## [Your instructions]
Leave out the pictures and give back all the entries exactly as written.

## [Supplied material]
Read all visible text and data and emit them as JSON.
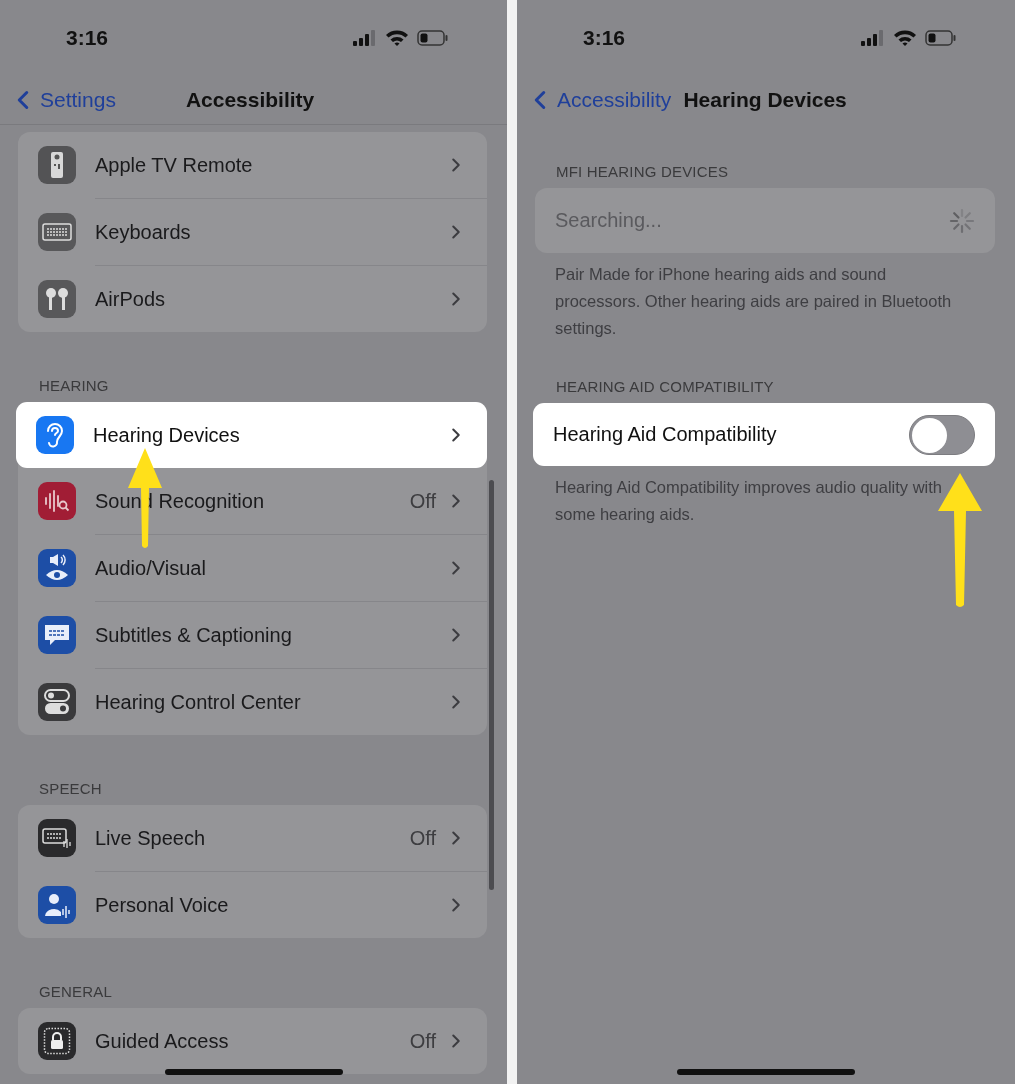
{
  "screens": [
    {
      "status_bar": {
        "time": "3:16"
      },
      "nav": {
        "back": "Settings",
        "title": "Accessibility"
      },
      "scroll_indicator": true,
      "sections": [
        {
          "rows": [
            {
              "kind": "link",
              "label": "Apple TV Remote",
              "color": "#535355",
              "highlighted": false
            },
            {
              "kind": "link",
              "label": "Keyboards",
              "color": "#58585a",
              "highlighted": false
            },
            {
              "kind": "link",
              "label": "AirPods",
              "color": "#58585a",
              "highlighted": false
            }
          ]
        },
        {
          "header": "HEARING",
          "rows": [
            {
              "kind": "link",
              "label": "Hearing Devices",
              "color": "#1877f2",
              "highlighted": true
            },
            {
              "kind": "link",
              "label": "Sound Recognition",
              "value": "Off",
              "color": "#a11d35",
              "highlighted": false
            },
            {
              "kind": "link",
              "label": "Audio/Visual",
              "color": "#1d4ea6",
              "highlighted": false
            },
            {
              "kind": "link",
              "label": "Subtitles & Captioning",
              "color": "#1d4ea6",
              "highlighted": false
            },
            {
              "kind": "link",
              "label": "Hearing Control Center",
              "color": "#3a3a3c",
              "highlighted": false
            }
          ]
        },
        {
          "header": "SPEECH",
          "rows": [
            {
              "kind": "link",
              "label": "Live Speech",
              "value": "Off",
              "color": "#2a2a2c",
              "highlighted": false
            },
            {
              "kind": "link",
              "label": "Personal Voice",
              "color": "#1d4ea6",
              "highlighted": false
            }
          ]
        },
        {
          "header": "GENERAL",
          "rows": [
            {
              "kind": "link",
              "label": "Guided Access",
              "value": "Off",
              "color": "#2a2a2c",
              "highlighted": false
            }
          ]
        }
      ]
    },
    {
      "status_bar": {
        "time": "3:16"
      },
      "nav": {
        "back": "Accessibility",
        "title": "Hearing Devices"
      },
      "sections": [
        {
          "header": "MFI HEARING DEVICES",
          "rows": [
            {
              "kind": "searching",
              "label": "Searching...",
              "highlighted": false
            }
          ],
          "footer": "Pair Made for iPhone hearing aids and sound processors. Other hearing aids are paired in Bluetooth settings."
        },
        {
          "header": "HEARING AID COMPATIBILITY",
          "rows": [
            {
              "kind": "toggle",
              "label": "Hearing Aid Compatibility",
              "on": false,
              "highlighted": true
            }
          ],
          "footer": "Hearing Aid Compatibility improves audio quality with some hearing aids."
        }
      ]
    }
  ]
}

## [Answer space]
Read all visible text and data and emit them as JSON.
{
  "screens": [
    {
      "status_bar": {
        "time": "3:16"
      },
      "nav": {
        "back": "Settings",
        "title": "Accessibility"
      },
      "scroll_indicator": true,
      "sections": [
        {
          "rows": [
            {
              "kind": "link",
              "label": "Apple TV Remote",
              "color": "#535355",
              "highlighted": false
            },
            {
              "kind": "link",
              "label": "Keyboards",
              "color": "#58585a",
              "highlighted": false
            },
            {
              "kind": "link",
              "label": "AirPods",
              "color": "#58585a",
              "highlighted": false
            }
          ]
        },
        {
          "header": "HEARING",
          "rows": [
            {
              "kind": "link",
              "label": "Hearing Devices",
              "color": "#1877f2",
              "highlighted": true
            },
            {
              "kind": "link",
              "label": "Sound Recognition",
              "value": "Off",
              "color": "#a11d35",
              "highlighted": false
            },
            {
              "kind": "link",
              "label": "Audio/Visual",
              "color": "#1d4ea6",
              "highlighted": false
            },
            {
              "kind": "link",
              "label": "Subtitles & Captioning",
              "color": "#1d4ea6",
              "highlighted": false
            },
            {
              "kind": "link",
              "label": "Hearing Control Center",
              "color": "#3a3a3c",
              "highlighted": false
            }
          ]
        },
        {
          "header": "SPEECH",
          "rows": [
            {
              "kind": "link",
              "label": "Live Speech",
              "value": "Off",
              "color": "#2a2a2c",
              "highlighted": false
            },
            {
              "kind": "link",
              "label": "Personal Voice",
              "color": "#1d4ea6",
              "highlighted": false
            }
          ]
        },
        {
          "header": "GENERAL",
          "rows": [
            {
              "kind": "link",
              "label": "Guided Access",
              "value": "Off",
              "color": "#2a2a2c",
              "highlighted": false
            }
          ]
        }
      ]
    },
    {
      "status_bar": {
        "time": "3:16"
      },
      "nav": {
        "back": "Accessibility",
        "title": "Hearing Devices"
      },
      "sections": [
        {
          "header": "MFI HEARING DEVICES",
          "rows": [
            {
              "kind": "searching",
              "label": "Searching...",
              "highlighted": false
            }
          ],
          "footer": "Pair Made for iPhone hearing aids and sound processors. Other hearing aids are paired in Bluetooth settings."
        },
        {
          "header": "HEARING AID COMPATIBILITY",
          "rows": [
            {
              "kind": "toggle",
              "label": "Hearing Aid Compatibility",
              "on": false,
              "highlighted": true
            }
          ],
          "footer": "Hearing Aid Compatibility improves audio quality with some hearing aids."
        }
      ]
    }
  ]
}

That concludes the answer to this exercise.